    That’s Either/Or thinking. Believing that situations are either wonderful or a complete disaster. That you’re either perfect or a waste of human skin.

    Look at it this way…

    That black mound that your Uncle Joe is now kicking around the floor…it’s a crispy dead pig, not the ruination of your life.

    Order a pizza.

    It’ll probably be your best Christmas ever.

    But let’s say you’re not hosting a shindig. You live alone. You don’t have the money to fly clear across the country to see your family, or send gifts. You’re spending Christmas night alone at Denny’s eating over-salted slices of turkey and watery mashed potatoes pooled in gravy because you have a free coupon. It’s grim. It’s awful. Christmas is just an overblown retail holiday, you mutter. Bah humbug. You feel like a failure because you can’t even afford a cheap tie for your father.

    You’re not a failure. You’re short on funds. At the moment. Set it aside for now. Smile at the waitress, who’s spending her Christmas serving a grump.

    And come July, when you have extra cash in your pocket and you spy that Zen-like miniature golf game in the bookstore where you’re browsing and you think of your dad, who loves miniature golf, and this game is really miniature—the clubs only two inches high—and you picture him sitting at his desk teeing off…buy it. Send it along with a note.

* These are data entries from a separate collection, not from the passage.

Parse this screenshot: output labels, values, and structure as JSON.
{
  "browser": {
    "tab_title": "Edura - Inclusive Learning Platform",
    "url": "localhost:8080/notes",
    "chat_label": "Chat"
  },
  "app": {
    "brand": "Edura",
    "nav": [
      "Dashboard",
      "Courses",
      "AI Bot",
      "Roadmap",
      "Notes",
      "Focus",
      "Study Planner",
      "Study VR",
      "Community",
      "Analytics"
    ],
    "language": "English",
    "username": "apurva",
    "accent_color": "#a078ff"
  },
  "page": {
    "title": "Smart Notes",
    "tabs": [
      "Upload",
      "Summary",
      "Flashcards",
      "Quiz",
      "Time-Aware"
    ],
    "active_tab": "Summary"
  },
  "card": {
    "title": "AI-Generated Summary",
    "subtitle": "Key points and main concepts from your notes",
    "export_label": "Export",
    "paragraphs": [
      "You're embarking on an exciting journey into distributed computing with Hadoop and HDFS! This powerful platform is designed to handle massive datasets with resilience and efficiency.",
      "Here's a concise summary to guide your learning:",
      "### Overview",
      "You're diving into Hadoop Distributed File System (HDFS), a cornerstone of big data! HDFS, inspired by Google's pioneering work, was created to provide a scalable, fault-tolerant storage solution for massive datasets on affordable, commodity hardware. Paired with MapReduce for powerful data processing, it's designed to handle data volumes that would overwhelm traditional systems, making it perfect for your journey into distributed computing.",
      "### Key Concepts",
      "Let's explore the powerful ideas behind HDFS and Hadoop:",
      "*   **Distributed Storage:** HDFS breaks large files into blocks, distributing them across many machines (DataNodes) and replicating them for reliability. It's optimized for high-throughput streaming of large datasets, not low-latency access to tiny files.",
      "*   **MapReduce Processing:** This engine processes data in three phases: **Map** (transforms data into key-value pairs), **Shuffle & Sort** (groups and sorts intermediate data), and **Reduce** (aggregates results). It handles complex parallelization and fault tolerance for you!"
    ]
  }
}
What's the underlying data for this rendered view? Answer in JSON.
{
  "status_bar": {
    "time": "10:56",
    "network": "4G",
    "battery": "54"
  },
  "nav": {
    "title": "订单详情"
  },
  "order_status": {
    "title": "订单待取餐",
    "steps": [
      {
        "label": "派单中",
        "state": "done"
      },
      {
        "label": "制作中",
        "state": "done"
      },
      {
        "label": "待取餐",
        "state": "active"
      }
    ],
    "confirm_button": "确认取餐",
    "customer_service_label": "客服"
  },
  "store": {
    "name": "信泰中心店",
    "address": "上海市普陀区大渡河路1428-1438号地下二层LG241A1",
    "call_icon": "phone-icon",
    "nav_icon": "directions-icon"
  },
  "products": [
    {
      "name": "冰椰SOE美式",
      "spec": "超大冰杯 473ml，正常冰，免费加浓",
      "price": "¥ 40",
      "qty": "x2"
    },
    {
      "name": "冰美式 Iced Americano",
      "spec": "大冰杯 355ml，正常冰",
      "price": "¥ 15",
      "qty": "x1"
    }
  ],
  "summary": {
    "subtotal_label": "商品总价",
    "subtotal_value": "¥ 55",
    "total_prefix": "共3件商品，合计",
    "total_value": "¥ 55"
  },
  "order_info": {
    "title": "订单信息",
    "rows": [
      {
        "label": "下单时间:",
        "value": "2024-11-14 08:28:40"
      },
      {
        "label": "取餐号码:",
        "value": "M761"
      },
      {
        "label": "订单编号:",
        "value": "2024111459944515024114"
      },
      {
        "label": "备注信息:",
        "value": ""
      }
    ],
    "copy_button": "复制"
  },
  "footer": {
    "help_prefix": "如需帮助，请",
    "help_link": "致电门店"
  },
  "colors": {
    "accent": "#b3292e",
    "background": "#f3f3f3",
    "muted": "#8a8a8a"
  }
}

    Merry Christmas!

    Thinking of you.

    With love,


    It’ll be his best Christmas ever.